■ Task brief ■
Lines holding the string "label" in the listing below are to be copied.

■ Dataset extract ■
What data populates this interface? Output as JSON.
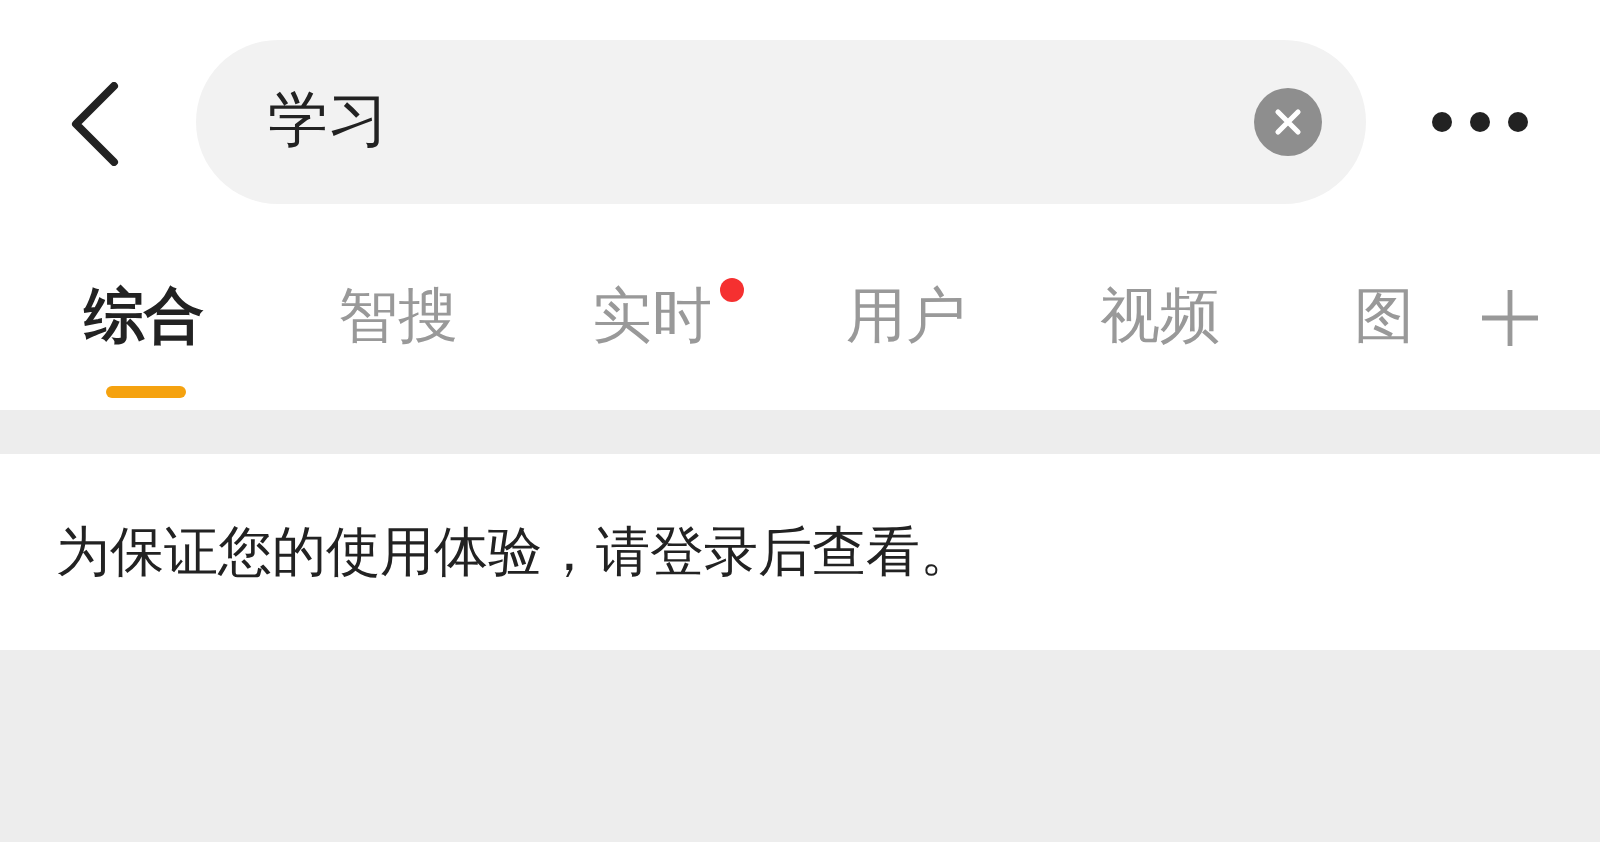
{
  "search": {
    "value": "学习"
  },
  "tabs": [
    {
      "label": "综合",
      "selected": true,
      "dot": false
    },
    {
      "label": "智搜",
      "selected": false,
      "dot": false
    },
    {
      "label": "实时",
      "selected": false,
      "dot": true
    },
    {
      "label": "用户",
      "selected": false,
      "dot": false
    },
    {
      "label": "视频",
      "selected": false,
      "dot": false
    },
    {
      "label": "图",
      "selected": false,
      "dot": false
    }
  ],
  "notice": "为保证您的使用体验，请登录后查看。"
}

■ Answer section ■
      "label": "综合",
      "label": "智搜",
      "label": "实时",
      "label": "用户",
      "label": "视频",
      "label": "图",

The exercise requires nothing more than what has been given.